Posted by: Tamela Adamson-McMullen
Paint and decorating retailers had to endure the effects of a tough recession in 2009. What are their expectations for 2010? Paint & Decorating Retailer magazine spoke to several retailers, who said they are staying the course by focusing on customer service, updating products and equipments and crossing their fingers that all of it pays off next year.
Here are some of their strategies, as first reported in the November 2009 issue of the magazine.
Sell Products That Others Do Not
Bergen Park Paint & Decorating in Evergreen, Colo., specializes in top-of-the-line products, such as high-end finishes and unique decorative hardware. Sales of these products have helped the store soften the blows of a soft economy, says Michael Farkash, who co-owns the store with his wife, Robin.
Hoping to ward off any future blows, the Farkashes also have ventured into selling lacquers and related products. The venture is proving lucrative, since many of the store’s contractors do refinishing, and no other retailer in town offers these products. “I’m watching every nickel, but if you don’t put something back into the business, you won’t get anything out of it,” Farkash said.
“A-B-U”: Always Be Upgrading
Buss Paint & Wallpaper in Emmaus, Pa., sells in excess of $2 million a year.

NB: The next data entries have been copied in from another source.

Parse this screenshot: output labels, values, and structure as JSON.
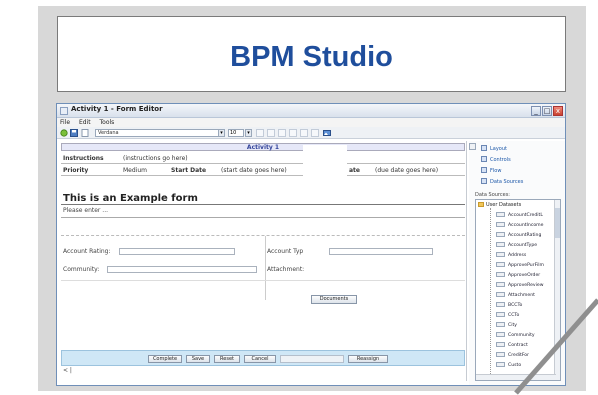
{
  "slide": {
    "title": "BPM Studio"
  },
  "window": {
    "title": "Activity 1 - Form Editor",
    "controls": {
      "minimize": "_",
      "maximize": "□",
      "close": "x"
    }
  },
  "menubar": {
    "items": [
      "File",
      "Edit",
      "Tools"
    ]
  },
  "toolbar": {
    "font": "Verdana",
    "size": "10"
  },
  "form": {
    "activity_title": "Activity 1",
    "instructions_label": "Instructions",
    "instructions_value": "(instructions go here)",
    "priority_label": "Priority",
    "priority_value": "Medium",
    "start_date_label": "Start Date",
    "start_date_value": "(start date goes here)",
    "due_date_label": "ate",
    "due_date_value": "(due date goes here)",
    "heading": "This is an Example form",
    "please_enter": "Please enter ...",
    "account_rating_label": "Account Rating:",
    "account_type_label": "Account Typ",
    "community_label": "Community:",
    "attachment_label": "Attachment:",
    "documents_button": "Documents",
    "buttons": {
      "complete": "Complete",
      "save": "Save",
      "reset": "Reset",
      "cancel": "Cancel",
      "reassign": "Reassign"
    },
    "cursor_line": "< |"
  },
  "panel": {
    "items": [
      "Layout",
      "Controls",
      "Flow",
      "Data Sources"
    ],
    "data_sources_label": "Data Sources:",
    "tree_root": "User Datasets",
    "tree_items": [
      "AccountCreditL",
      "AccountIncome",
      "AccountRating",
      "AccountType",
      "Address",
      "ApprovePurFilm",
      "ApproveOrder",
      "ApproveReview",
      "Attachment",
      "BCCTo",
      "CCTo",
      "City",
      "Community",
      "Contract",
      "CreditFor",
      "Custo"
    ]
  },
  "colors": {
    "title": "#1f4e9c",
    "button_bar": "#cfe7f6",
    "window_border": "#6f8fb8"
  }
}
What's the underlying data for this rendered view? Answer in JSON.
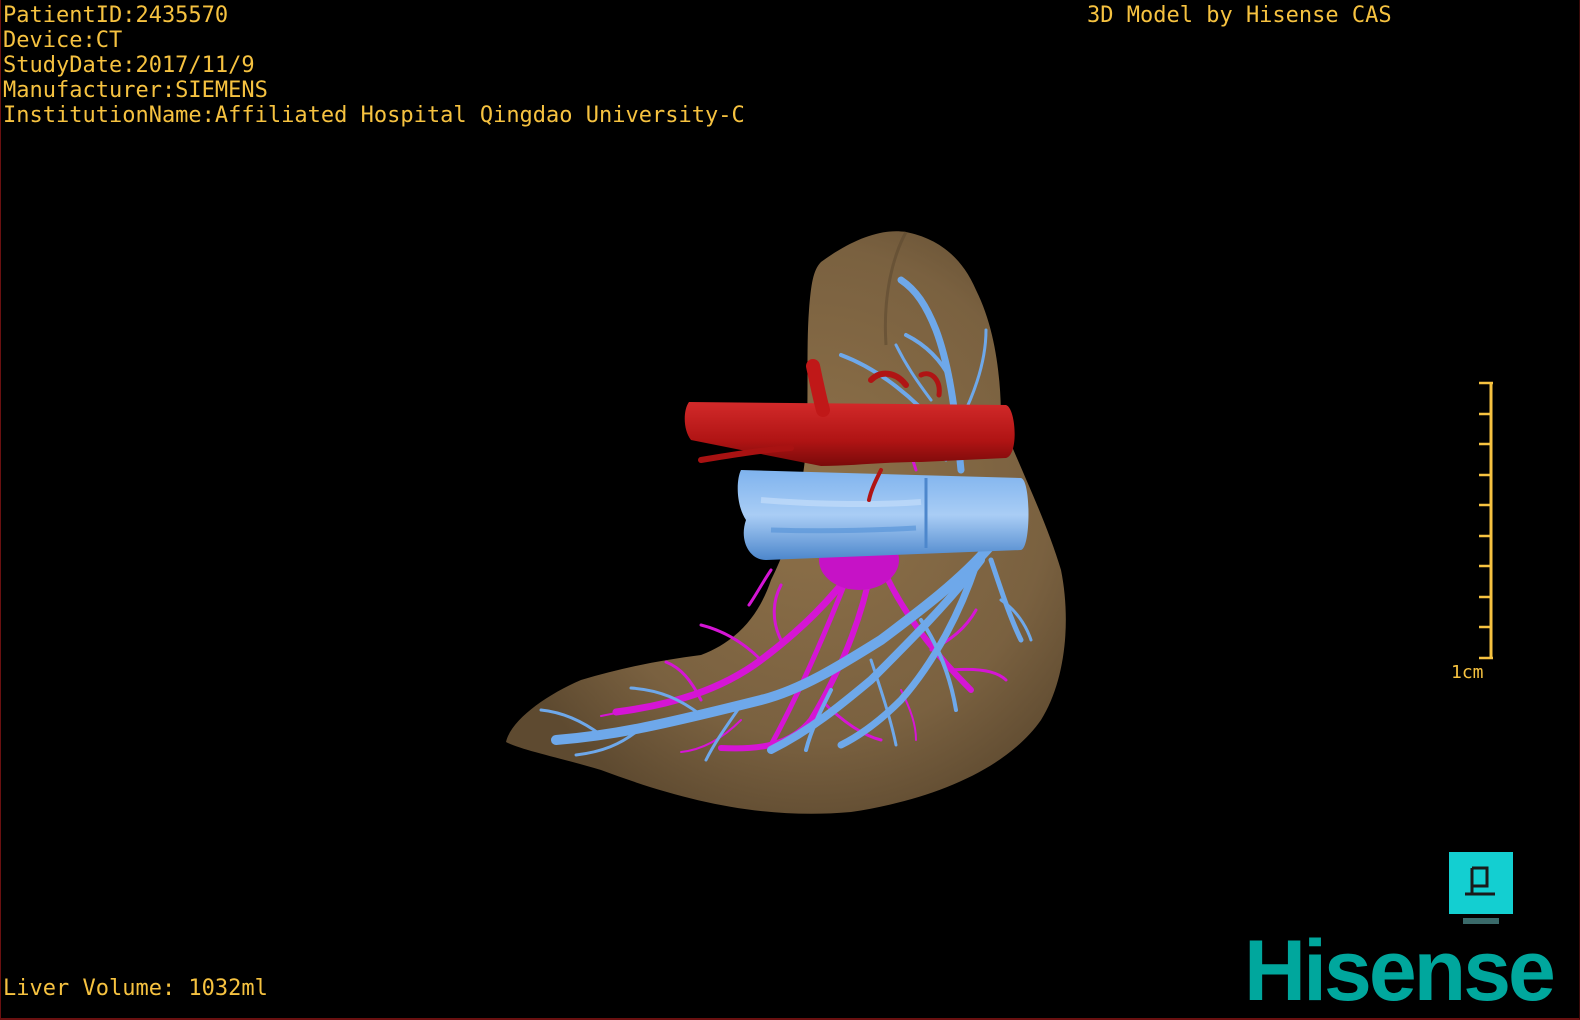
{
  "overlay": {
    "patient_id": "PatientID:2435570",
    "device": "Device:CT",
    "study_date": "StudyDate:2017/11/9",
    "manufacturer": "Manufacturer:SIEMENS",
    "institution": "InstitutionName:Affiliated Hospital Qingdao University-C",
    "credit": "3D Model by Hisense CAS",
    "liver_volume": "Liver Volume: 1032ml"
  },
  "scale_bar": {
    "label": "1cm"
  },
  "logo": {
    "text": "Hisense"
  },
  "colors": {
    "overlay_text": "#f6c240",
    "liver": "#8b7048",
    "artery": "#c01818",
    "portal_vein": "#6ea8ea",
    "hepatic_vein": "#d515d5",
    "brand": "#00a79d"
  },
  "icons": {
    "view_button": "pin-icon"
  }
}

Owner Jim Capehart is constantly looking for ways to stay competitive, including keeping hardware and software up to date. “We just bought two more (paint) shakers and have updated our POS software,” Capehart reported. “We’re always making sure we’re upgrading…”

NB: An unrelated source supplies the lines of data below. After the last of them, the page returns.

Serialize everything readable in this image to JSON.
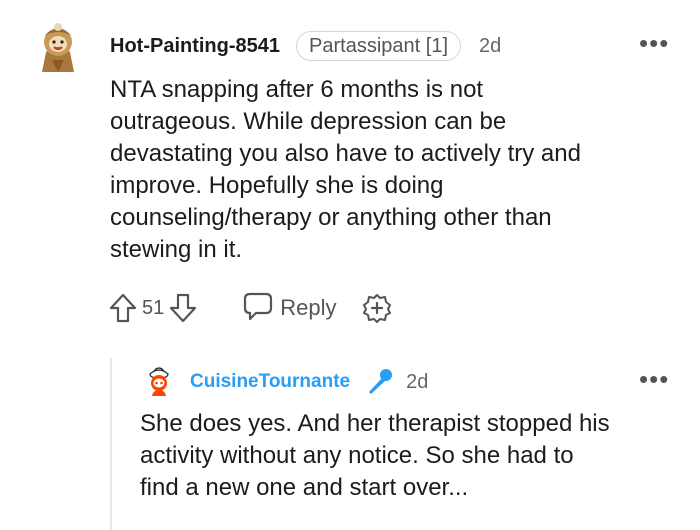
{
  "comment": {
    "username": "Hot-Painting-8541",
    "flair": "Partassipant [1]",
    "time": "2d",
    "more_label": "•••",
    "body_lines": [
      "NTA snapping after 6 months is not",
      "outrageous. While depression can be",
      "devastating you also have to actively try and",
      "improve. Hopefully she is doing",
      "counseling/therapy or anything other than",
      "stewing in it."
    ],
    "score": "51",
    "reply_label": "Reply"
  },
  "reply": {
    "username": "CuisineTournante",
    "time": "2d",
    "more_label": "•••",
    "body_lines": [
      "She does yes. And her therapist stopped his",
      "activity without any notice. So she had to",
      "find a new one and start over..."
    ]
  },
  "colors": {
    "accent_blue": "#2a9df4",
    "avatar_orange": "#ff4500",
    "text": "#1c1c1c",
    "muted": "#555555"
  },
  "icons": {
    "upvote": "upvote-arrow-icon",
    "downvote": "downvote-arrow-icon",
    "reply": "speech-bubble-icon",
    "award": "plus-circle-icon",
    "mic": "microphone-icon"
  }
}
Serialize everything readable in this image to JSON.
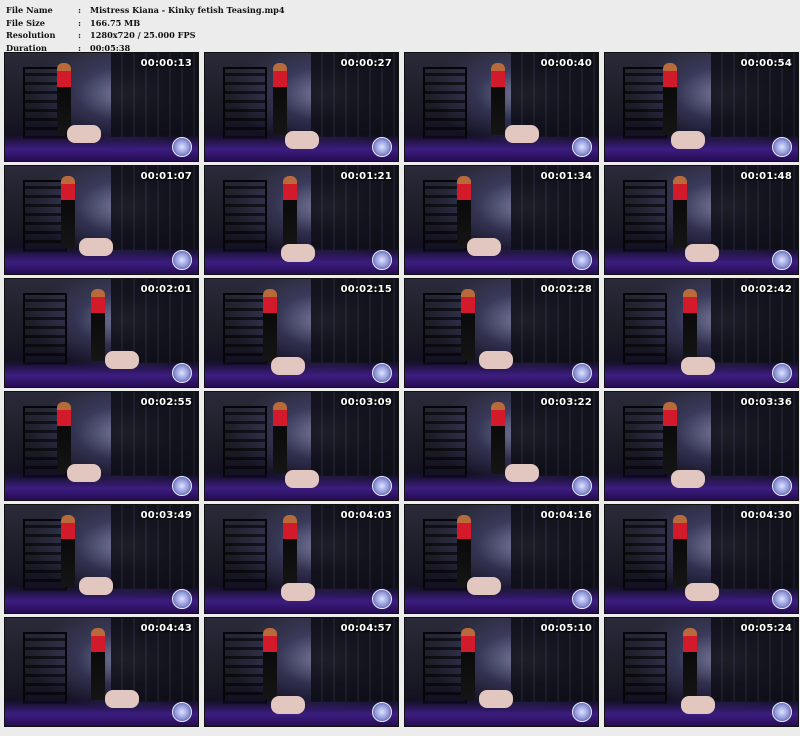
{
  "header": {
    "file_name_label": "File Name",
    "file_name": "Mistress Kiana - Kinky fetish Teasing.mp4",
    "file_size_label": "File Size",
    "file_size": "166.75 MB",
    "resolution_label": "Resolution",
    "resolution": "1280x720 / 25.000 FPS",
    "duration_label": "Duration",
    "duration": "00:05:38",
    "separator": ":"
  },
  "thumbnails": [
    {
      "time": "00:00:13"
    },
    {
      "time": "00:00:27"
    },
    {
      "time": "00:00:40"
    },
    {
      "time": "00:00:54"
    },
    {
      "time": "00:01:07"
    },
    {
      "time": "00:01:21"
    },
    {
      "time": "00:01:34"
    },
    {
      "time": "00:01:48"
    },
    {
      "time": "00:02:01"
    },
    {
      "time": "00:02:15"
    },
    {
      "time": "00:02:28"
    },
    {
      "time": "00:02:42"
    },
    {
      "time": "00:02:55"
    },
    {
      "time": "00:03:09"
    },
    {
      "time": "00:03:22"
    },
    {
      "time": "00:03:36"
    },
    {
      "time": "00:03:49"
    },
    {
      "time": "00:04:03"
    },
    {
      "time": "00:04:16"
    },
    {
      "time": "00:04:30"
    },
    {
      "time": "00:04:43"
    },
    {
      "time": "00:04:57"
    },
    {
      "time": "00:05:10"
    },
    {
      "time": "00:05:24"
    }
  ]
}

The store has taken a lesson from nearby Bethlehem Steel, which at one point was the second largest U.S. steel producer. Bethlehem Steel lost ground in the 1970s and 1980s by resisting new steel-making techniques. The company declared bankruptcy in 2001 and was dissolved in 2003.
“Bethlehem Steel made a lot of money but didn’t do a good job of keeping up with the modernization of its facilities. It fell way behind and couldn’t stay competitive,” said Capehart.
Capehart added that, going into 2010, retailers need to heed the Bethlehem Steel story and invest in their businesses. “ We have to stay technologically on top of it,” he said.
Focus on Building Outside Accounts
While sales were off this past year at Hoover Paint, a four-store operation in the middle of Tennessee, owner Tim Bowling is looking to build sales with professional accounts. “We’ve actually added another outside salesman,” Bowling reported.
The position was created primarily to target commercial and industrial accounts. “So far, we’re very pleased with the direction we’re headed,” Bowling added.
To further stem the tide, Hoover Paint also is scrutinizing inventory. “We’ve become more conservative with our inventory and are managing our supplies better,” Bowling said.
The decline that Hoover Paint experienced this year follows some of the best years the region has ever had. “We’re coming off probably the most growth in 30 years,” said Bowling, adding that he hopes for sales to improve in 2010. “I’m conservatively optimistic.”